Carbon dioxide is the current villain in the story of atmospheric gases, but billions of years ago the bad guy was our friend oxygen. Although it's weird to think that we wouldn't be here today were it not for a global catastrophe, the Great Oxygenation Event actually wiped out most life on Earth at the time. This ramped up about 2.5 billion years ago, but now scientists have discovered signs of the oldest known "oxygen oasis" in South Africa, showing that the process started almost half a billion years earlier.

Our current atmosphere contains a healthy oxygen concentration of about 21 percent, but way back before the Great Oxygenation Event, Earth's air only contained about 100,000th of that amount. And that was just the way anaerobic organisms liked it – until cyanobacteria species started appearing and messing everything up. These were among the first photosynthesizing organisms, meaning they absorbed sunlight and emitted oxygen, and as they spread across the Earth over many millions of years they pushed ocean oxygen levels up so high it began escaping into the atmosphere in huge amounts.

This story has been pieced together through studies of ancient sediments. Certain sulfur signatures, which can only form in a low-oxygen environment, begin to vanish from the rock layers after a certain point, indicating increased oxygen in the atmosphere.

Although the process might have hit a tipping point around 2.5 billion years ago, the new study discovered the earliest signals of this large-scale oxygen production. From analysis of 2.97-billion-year old sediments in the Pongola Basin, South Africa, researchers from Universitaet Tübingen found high levels of sulfur isotopes – particularly sulfate – which indicates that the region was home to the earliest known oxygen-producing organisms.

"Sulfate is a form of oxidized sulfur," says Ronny Schönberg, co-author of the study. "A higher concentration of sulfate in the water indicates that sufficient free oxygen must have been present in the shallow sea of the Pongola Basin."

Although this area wouldn't have been the sole cause of the transition to an oxygen-rich atmosphere, the team says that the Pongola Basin is now the earliest known oxygen oasis – an ancient haven in the middle of a choking world.

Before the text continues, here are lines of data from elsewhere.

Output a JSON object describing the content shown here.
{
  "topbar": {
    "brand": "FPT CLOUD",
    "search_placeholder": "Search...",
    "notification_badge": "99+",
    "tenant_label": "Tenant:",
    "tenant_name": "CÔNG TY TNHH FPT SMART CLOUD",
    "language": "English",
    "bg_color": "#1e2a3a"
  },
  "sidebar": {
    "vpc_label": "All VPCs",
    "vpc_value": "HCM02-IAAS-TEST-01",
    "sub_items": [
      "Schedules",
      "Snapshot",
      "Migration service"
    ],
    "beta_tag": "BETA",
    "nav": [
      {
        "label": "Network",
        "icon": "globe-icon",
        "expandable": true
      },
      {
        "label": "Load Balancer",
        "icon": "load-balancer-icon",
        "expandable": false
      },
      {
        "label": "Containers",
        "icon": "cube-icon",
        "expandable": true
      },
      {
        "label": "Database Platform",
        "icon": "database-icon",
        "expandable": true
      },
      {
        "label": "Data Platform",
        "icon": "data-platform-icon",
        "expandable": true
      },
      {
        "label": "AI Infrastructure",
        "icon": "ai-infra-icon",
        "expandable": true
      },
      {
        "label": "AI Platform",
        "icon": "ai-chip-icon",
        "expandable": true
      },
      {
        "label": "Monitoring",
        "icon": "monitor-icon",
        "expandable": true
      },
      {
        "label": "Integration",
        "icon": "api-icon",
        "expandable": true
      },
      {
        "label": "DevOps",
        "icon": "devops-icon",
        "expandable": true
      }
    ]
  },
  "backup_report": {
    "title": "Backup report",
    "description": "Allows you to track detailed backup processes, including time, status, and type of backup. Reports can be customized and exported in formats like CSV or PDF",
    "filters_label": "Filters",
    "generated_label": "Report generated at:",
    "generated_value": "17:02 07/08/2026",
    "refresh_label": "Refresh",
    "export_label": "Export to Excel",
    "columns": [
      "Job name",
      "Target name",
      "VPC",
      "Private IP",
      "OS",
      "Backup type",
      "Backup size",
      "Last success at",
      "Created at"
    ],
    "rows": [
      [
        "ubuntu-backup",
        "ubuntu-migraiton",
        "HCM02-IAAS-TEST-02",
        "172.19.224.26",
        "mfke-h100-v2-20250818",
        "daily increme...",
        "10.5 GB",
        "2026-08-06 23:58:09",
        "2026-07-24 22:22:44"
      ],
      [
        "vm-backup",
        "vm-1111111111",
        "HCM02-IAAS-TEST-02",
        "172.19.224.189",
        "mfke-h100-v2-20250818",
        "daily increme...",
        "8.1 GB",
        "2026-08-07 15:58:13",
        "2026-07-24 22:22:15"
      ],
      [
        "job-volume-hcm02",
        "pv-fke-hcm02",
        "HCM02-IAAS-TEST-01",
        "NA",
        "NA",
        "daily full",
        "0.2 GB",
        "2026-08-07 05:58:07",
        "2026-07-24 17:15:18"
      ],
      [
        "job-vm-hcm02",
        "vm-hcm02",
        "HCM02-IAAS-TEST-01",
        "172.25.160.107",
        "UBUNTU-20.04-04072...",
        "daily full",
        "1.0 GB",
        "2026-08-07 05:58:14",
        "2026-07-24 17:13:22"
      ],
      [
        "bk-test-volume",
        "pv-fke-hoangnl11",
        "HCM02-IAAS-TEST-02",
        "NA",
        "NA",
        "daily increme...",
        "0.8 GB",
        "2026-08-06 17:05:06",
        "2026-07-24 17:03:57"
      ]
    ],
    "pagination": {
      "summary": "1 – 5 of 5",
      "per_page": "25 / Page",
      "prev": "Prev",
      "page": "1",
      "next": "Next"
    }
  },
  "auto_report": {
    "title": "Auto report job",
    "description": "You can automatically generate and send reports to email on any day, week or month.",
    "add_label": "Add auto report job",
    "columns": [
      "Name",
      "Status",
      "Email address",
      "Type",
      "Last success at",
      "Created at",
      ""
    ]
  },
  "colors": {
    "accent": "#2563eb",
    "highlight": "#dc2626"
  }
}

The research was published in the journal Nature Geoscience.

Source: Universitaet Tübingen via Alpha Galileo

4 comments
Grumpyrelic
Imagine... Its 2 billion years ago and the anaerobic organisms announce global warming caused by those evil oxygen producing Cyano-Bacteria. Its a good thing the CB got locked up in our septic tanks where they can do no harm against oxygen breathers. I wonder if we can put the carbon tax people there too...
Koolski2
Hear, hear Grumpyrelic! What if "climate change" was the buzz word of the day back then.
Tom Swift
So basically life on earth was going pretty good until some polluters came along and totally messed up the environment; with oxygen......which resulted in virtually all life we see. oxygen pollutant or sustainer of life? CO2 pollutant or vital for life, lets ask a plant.
NoelFrothingham
Tom, any substance can be detrimental to life - any form of life - if present in quantities greater than the lifeform can tolerate.